━━ SOURCE MATERIAL ━━

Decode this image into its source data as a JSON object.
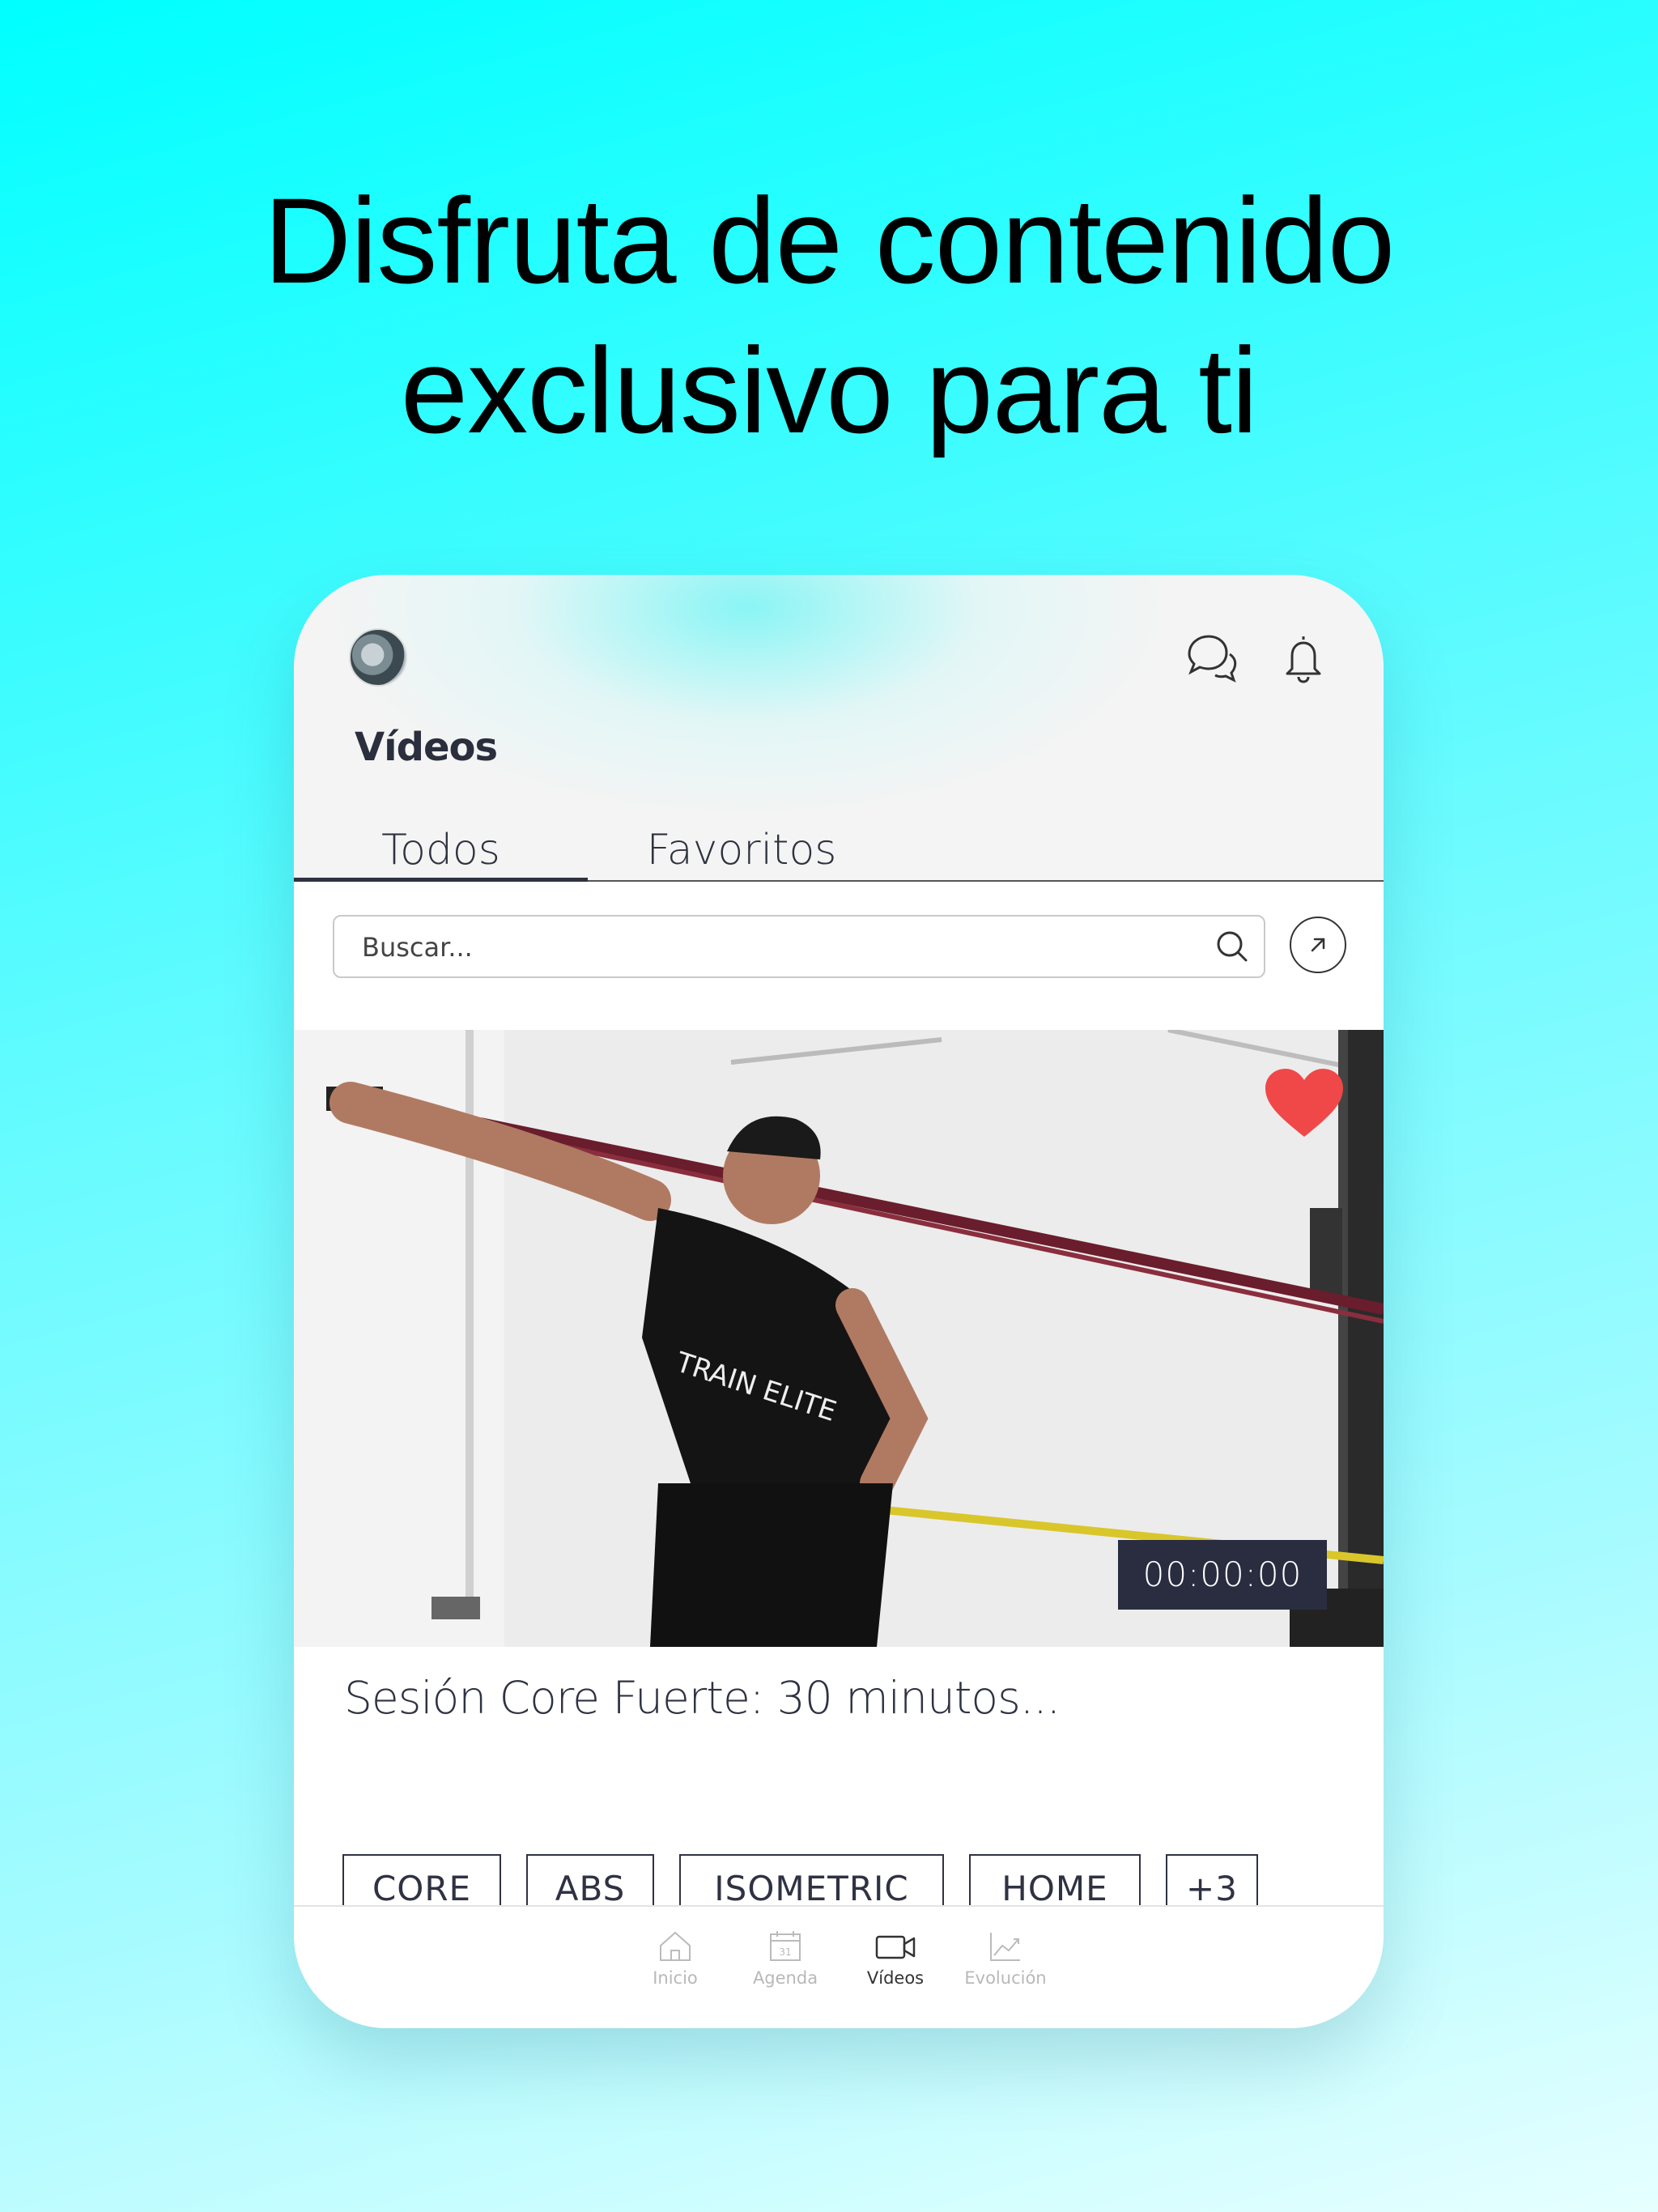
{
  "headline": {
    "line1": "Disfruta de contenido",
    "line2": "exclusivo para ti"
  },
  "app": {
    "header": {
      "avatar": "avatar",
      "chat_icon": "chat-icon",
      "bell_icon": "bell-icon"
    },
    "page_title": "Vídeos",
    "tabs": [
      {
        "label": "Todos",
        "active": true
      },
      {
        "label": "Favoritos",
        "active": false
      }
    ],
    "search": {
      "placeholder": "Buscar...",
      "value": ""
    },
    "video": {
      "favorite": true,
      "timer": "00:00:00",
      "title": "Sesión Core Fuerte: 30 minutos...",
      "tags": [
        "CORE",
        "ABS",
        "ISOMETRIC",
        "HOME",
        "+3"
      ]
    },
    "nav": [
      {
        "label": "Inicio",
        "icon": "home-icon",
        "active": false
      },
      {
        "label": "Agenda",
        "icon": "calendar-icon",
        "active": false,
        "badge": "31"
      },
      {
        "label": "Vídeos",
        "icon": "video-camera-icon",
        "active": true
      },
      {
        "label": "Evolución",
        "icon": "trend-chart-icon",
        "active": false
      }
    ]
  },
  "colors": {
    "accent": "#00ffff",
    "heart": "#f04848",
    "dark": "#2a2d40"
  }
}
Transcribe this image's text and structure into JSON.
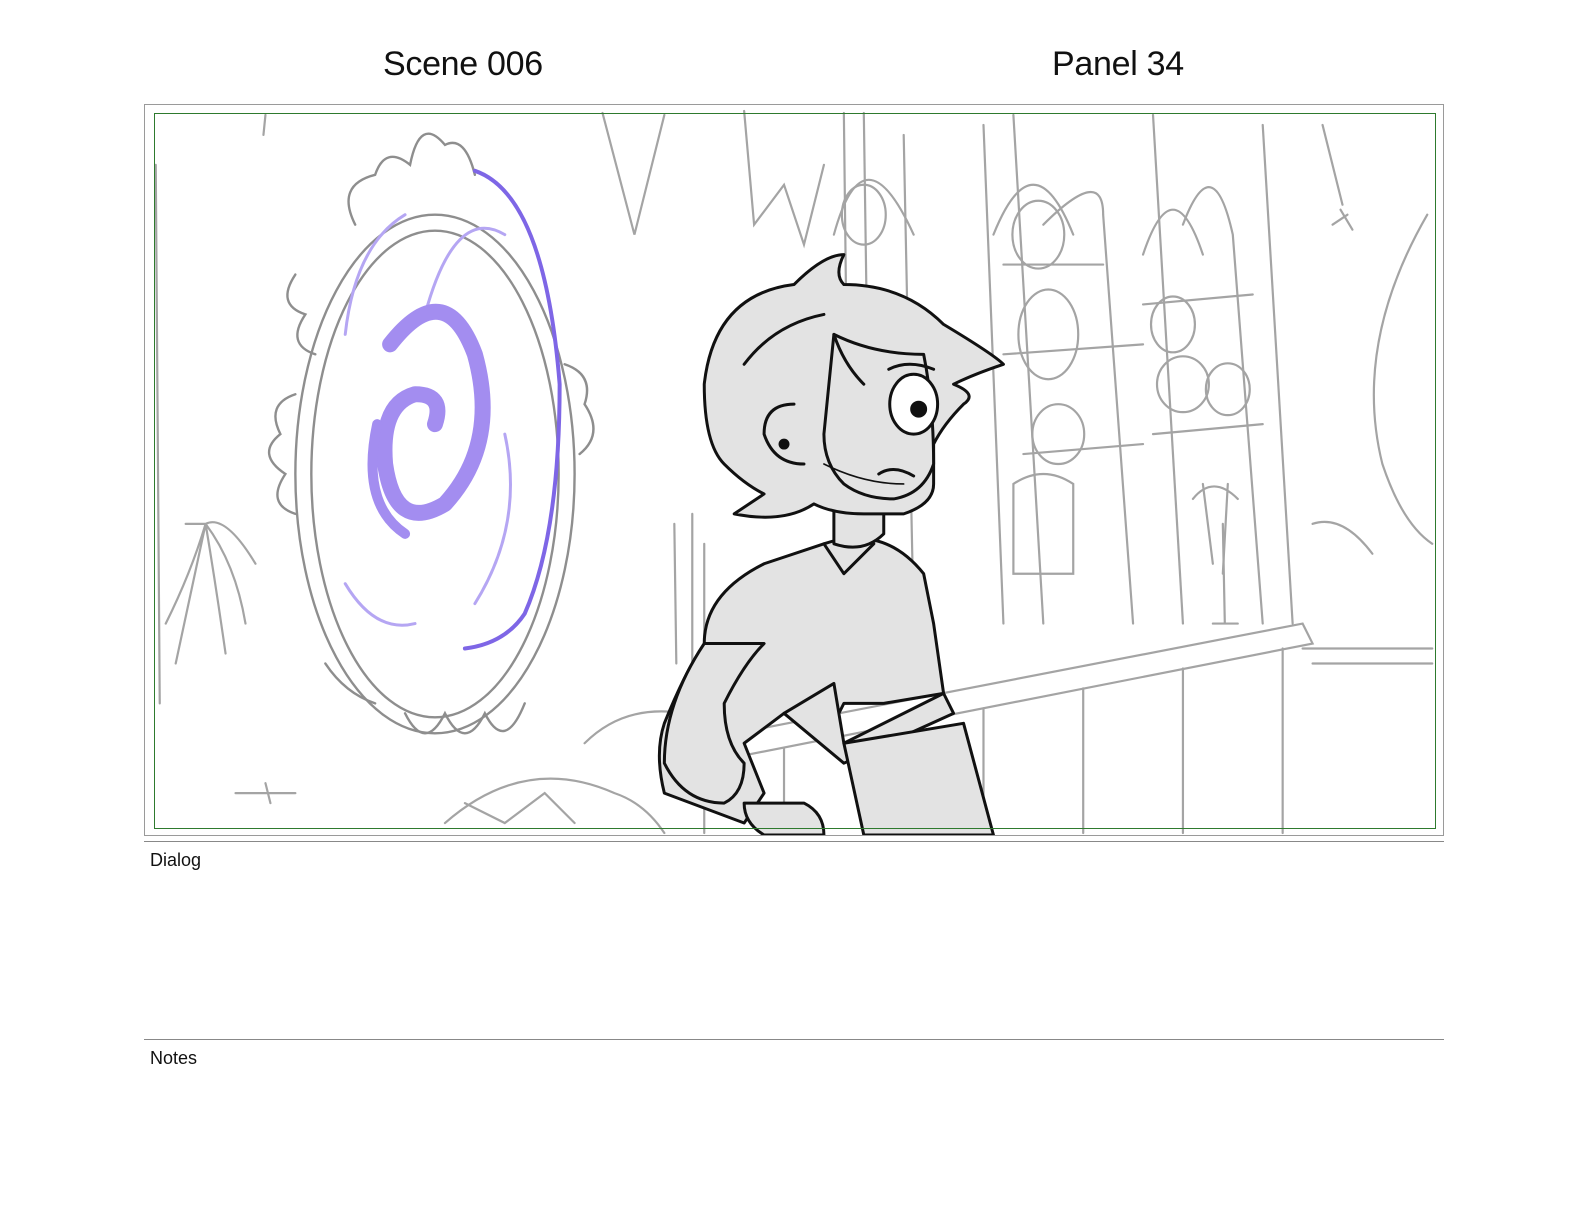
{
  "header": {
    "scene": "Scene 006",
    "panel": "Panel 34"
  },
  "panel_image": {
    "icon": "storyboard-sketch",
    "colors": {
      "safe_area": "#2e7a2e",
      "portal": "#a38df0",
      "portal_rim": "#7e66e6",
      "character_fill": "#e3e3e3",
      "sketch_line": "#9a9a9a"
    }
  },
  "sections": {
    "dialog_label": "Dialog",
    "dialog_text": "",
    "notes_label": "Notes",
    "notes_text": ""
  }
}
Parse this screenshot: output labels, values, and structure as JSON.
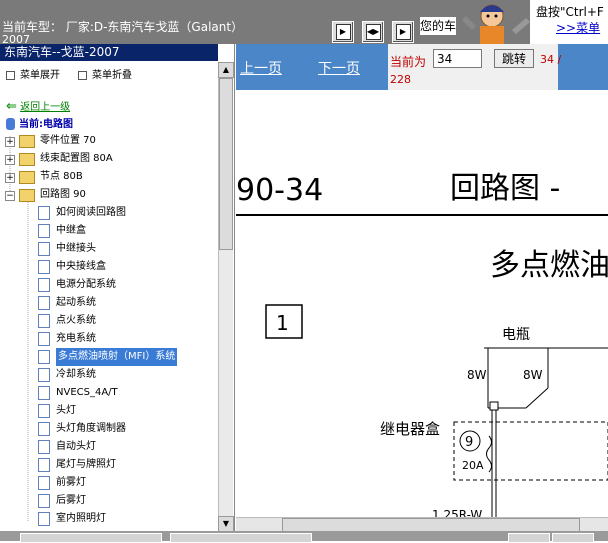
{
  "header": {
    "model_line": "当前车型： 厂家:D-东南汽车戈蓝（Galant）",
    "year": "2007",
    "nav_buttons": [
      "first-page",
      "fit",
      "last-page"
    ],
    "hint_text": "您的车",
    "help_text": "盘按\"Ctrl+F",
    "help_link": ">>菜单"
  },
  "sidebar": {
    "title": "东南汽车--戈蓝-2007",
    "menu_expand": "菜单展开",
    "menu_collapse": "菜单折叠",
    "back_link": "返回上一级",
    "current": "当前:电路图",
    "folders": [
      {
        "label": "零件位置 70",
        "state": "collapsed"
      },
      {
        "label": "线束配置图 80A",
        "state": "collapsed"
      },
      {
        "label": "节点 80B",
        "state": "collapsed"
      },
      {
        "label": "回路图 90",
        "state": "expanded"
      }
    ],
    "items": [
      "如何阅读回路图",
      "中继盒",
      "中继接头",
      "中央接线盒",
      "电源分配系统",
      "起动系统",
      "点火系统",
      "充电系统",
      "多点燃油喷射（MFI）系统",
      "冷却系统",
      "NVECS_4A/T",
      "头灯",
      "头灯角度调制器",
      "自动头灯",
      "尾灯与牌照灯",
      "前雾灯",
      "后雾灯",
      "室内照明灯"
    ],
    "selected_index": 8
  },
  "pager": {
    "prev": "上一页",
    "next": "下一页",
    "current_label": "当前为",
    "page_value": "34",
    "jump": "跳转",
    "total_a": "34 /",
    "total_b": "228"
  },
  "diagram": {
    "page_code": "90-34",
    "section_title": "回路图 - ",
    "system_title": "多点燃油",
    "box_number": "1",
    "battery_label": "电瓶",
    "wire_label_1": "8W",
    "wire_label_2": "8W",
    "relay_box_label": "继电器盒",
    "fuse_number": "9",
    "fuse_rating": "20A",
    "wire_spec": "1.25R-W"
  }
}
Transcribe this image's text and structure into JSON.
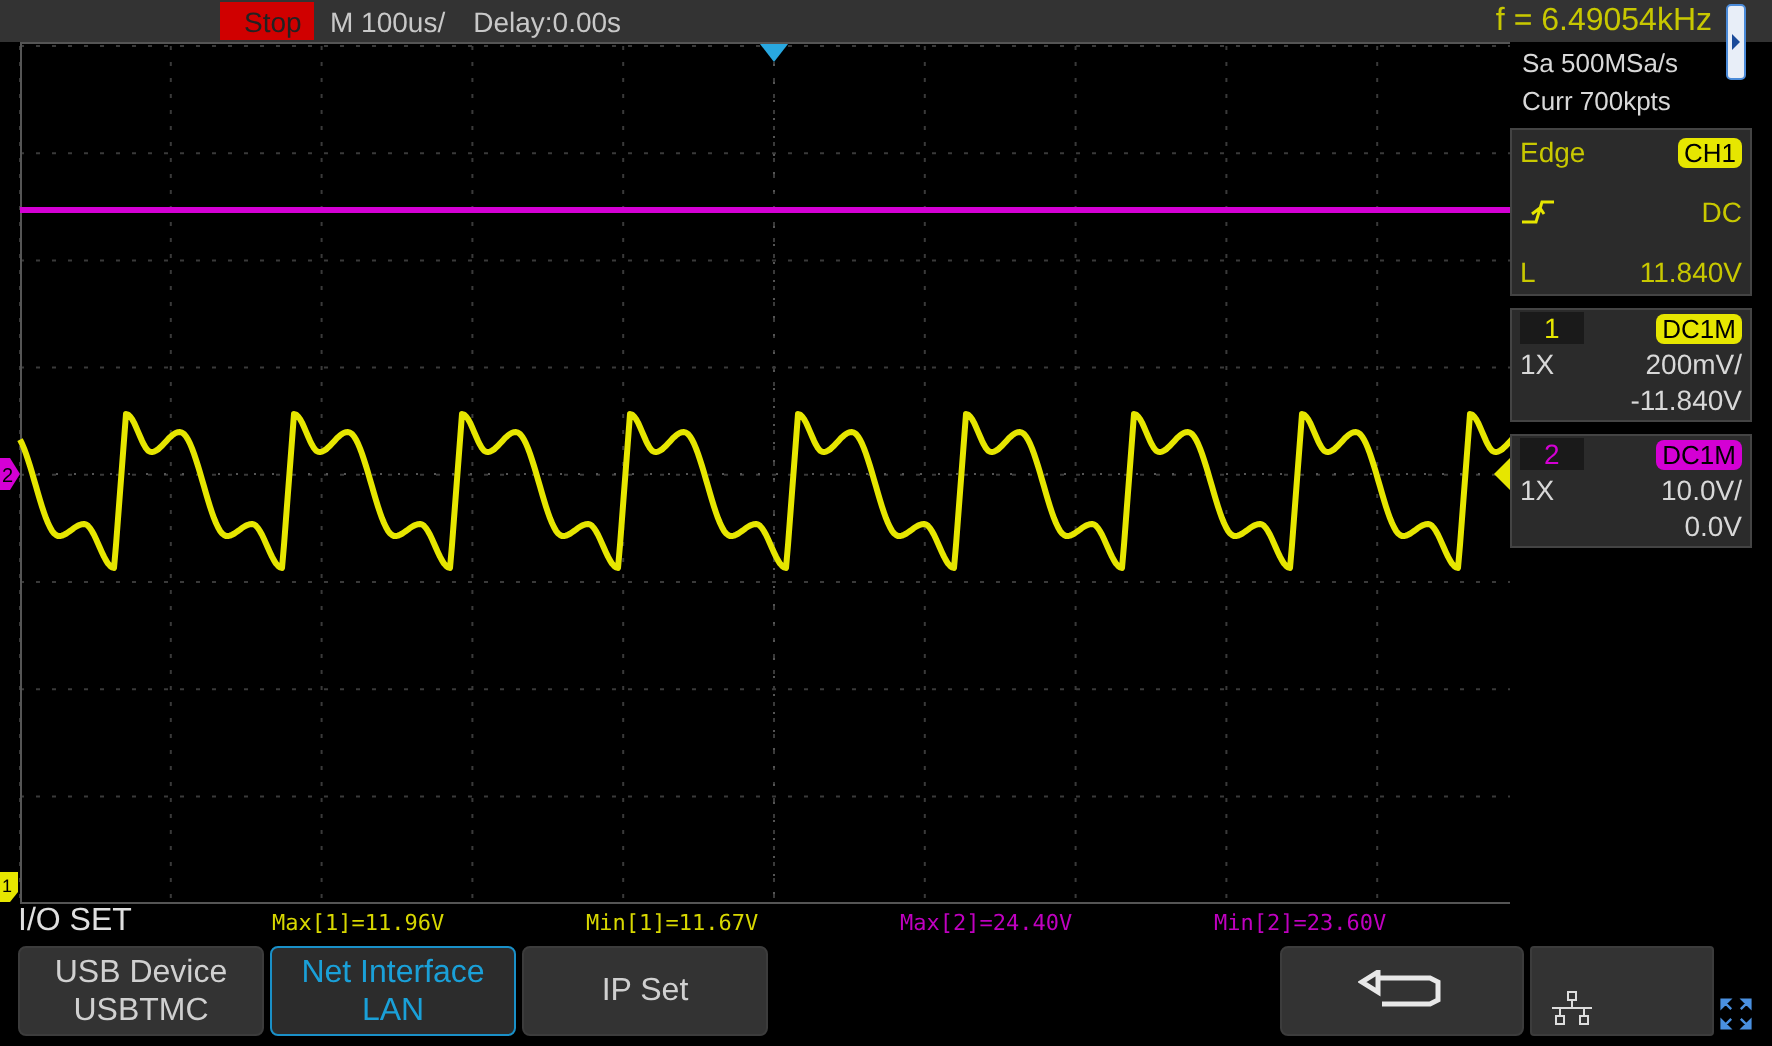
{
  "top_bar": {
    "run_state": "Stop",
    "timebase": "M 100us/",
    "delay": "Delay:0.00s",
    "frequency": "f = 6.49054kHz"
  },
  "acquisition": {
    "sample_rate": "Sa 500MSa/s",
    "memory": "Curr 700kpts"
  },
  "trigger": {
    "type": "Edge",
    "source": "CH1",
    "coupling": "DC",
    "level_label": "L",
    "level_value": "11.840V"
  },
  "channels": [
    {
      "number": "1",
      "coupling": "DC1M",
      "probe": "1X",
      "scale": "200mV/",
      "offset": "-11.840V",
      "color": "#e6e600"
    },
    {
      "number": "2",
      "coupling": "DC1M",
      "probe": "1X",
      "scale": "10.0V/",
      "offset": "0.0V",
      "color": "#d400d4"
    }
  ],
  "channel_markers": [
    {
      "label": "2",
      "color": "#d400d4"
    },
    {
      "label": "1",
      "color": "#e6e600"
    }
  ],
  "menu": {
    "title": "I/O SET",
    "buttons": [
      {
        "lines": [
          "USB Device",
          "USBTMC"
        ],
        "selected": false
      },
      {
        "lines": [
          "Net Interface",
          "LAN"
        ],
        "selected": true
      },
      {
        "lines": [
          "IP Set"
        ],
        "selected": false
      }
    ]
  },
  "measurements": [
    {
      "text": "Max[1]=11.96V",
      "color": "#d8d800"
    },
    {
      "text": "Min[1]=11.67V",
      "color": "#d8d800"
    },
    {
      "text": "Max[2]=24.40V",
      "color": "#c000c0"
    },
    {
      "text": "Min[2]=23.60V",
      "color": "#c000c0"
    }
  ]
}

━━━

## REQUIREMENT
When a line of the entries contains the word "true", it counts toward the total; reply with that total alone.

## WORKED SOLUTION
4